Segment Open
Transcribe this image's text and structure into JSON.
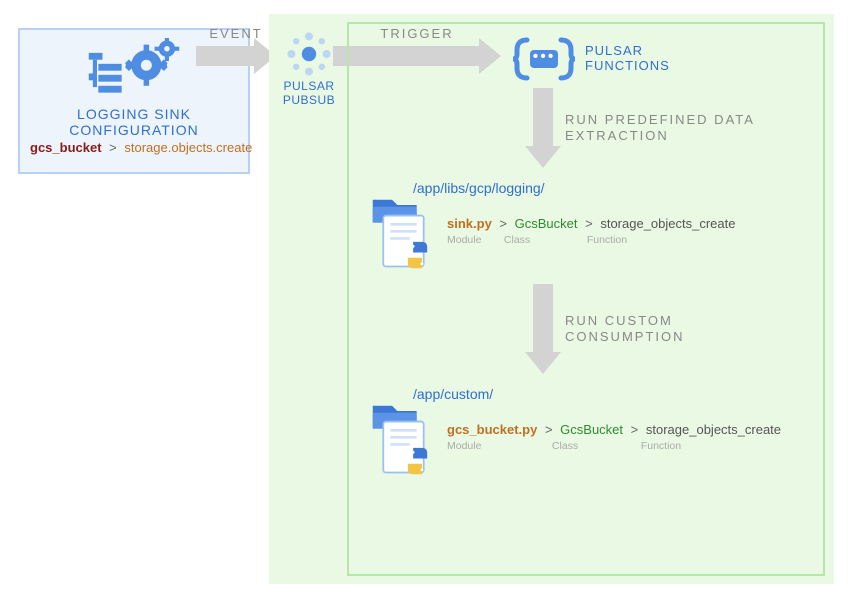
{
  "left_card": {
    "title_line1": "LOGGING SINK",
    "title_line2": "CONFIGURATION",
    "bucket": "gcs_bucket",
    "method": "storage.objects.create"
  },
  "arrows": {
    "event": "EVENT",
    "trigger": "TRIGGER",
    "extract_line1": "RUN PREDEFINED DATA",
    "extract_line2": "EXTRACTION",
    "consume_line1": "RUN CUSTOM",
    "consume_line2": "CONSUMPTION"
  },
  "pulsar_pubsub": {
    "label_line1": "PULSAR",
    "label_line2": "PUBSUB"
  },
  "pulsar_functions": {
    "label_line1": "PULSAR",
    "label_line2": "FUNCTIONS"
  },
  "builtin": {
    "path": "/app/libs/gcp/logging/",
    "module": "sink.py",
    "class": "GcsBucket",
    "function": "storage_objects_create"
  },
  "custom": {
    "path": "/app/custom/",
    "module": "gcs_bucket.py",
    "class": "GcsBucket",
    "function": "storage_objects_create"
  },
  "sublabels": {
    "module": "Module",
    "class": "Class",
    "function": "Function"
  }
}
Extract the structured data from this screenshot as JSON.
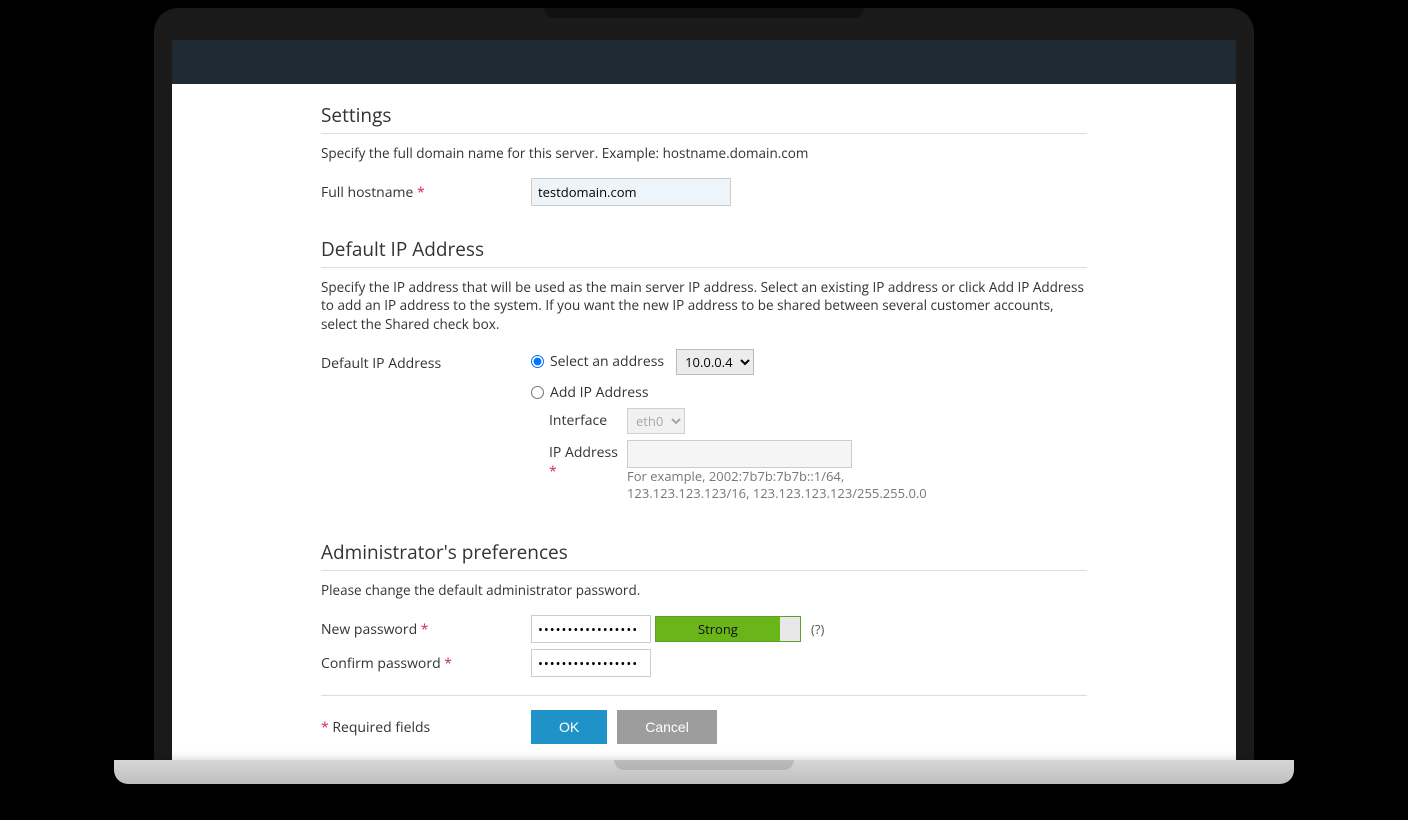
{
  "settings": {
    "title": "Settings",
    "desc": "Specify the full domain name for this server. Example: hostname.domain.com",
    "hostname_label": "Full hostname",
    "hostname_value": "testdomain.com"
  },
  "default_ip": {
    "title": "Default IP Address",
    "desc": "Specify the IP address that will be used as the main server IP address. Select an existing IP address or click Add IP Address to add an IP address to the system. If you want the new IP address to be shared between several customer accounts, select the Shared check box.",
    "label": "Default IP Address",
    "radio_select_label": "Select an address",
    "select_value": "10.0.0.4",
    "radio_add_label": "Add IP Address",
    "interface_label": "Interface",
    "interface_value": "eth0",
    "ip_label": "IP Address",
    "ip_hint": "For example, 2002:7b7b:7b7b::1/64, 123.123.123.123/16, 123.123.123.123/255.255.0.0"
  },
  "admin_prefs": {
    "title": "Administrator's preferences",
    "desc": "Please change the default administrator password.",
    "new_pw_label": "New password",
    "confirm_pw_label": "Confirm password",
    "pw_mask": "●●●●●●●●●●●●●●●●●",
    "strength_label": "Strong",
    "help": "(?)"
  },
  "footer": {
    "required_note": "Required fields",
    "ok": "OK",
    "cancel": "Cancel"
  }
}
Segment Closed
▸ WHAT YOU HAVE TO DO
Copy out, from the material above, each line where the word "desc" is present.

▸ RESULT OF THIS EXERCISE
    "desc": "Specify the full domain name for this server. Example: hostname.domain.com",
    "desc": "Specify the IP address that will be used as the main server IP address. Select an existing IP address or click Add IP Address to add an IP address to the system. If you want the new IP address to be shared between several customer accounts, select the Shared check box.",
    "desc": "Please change the default administrator password.",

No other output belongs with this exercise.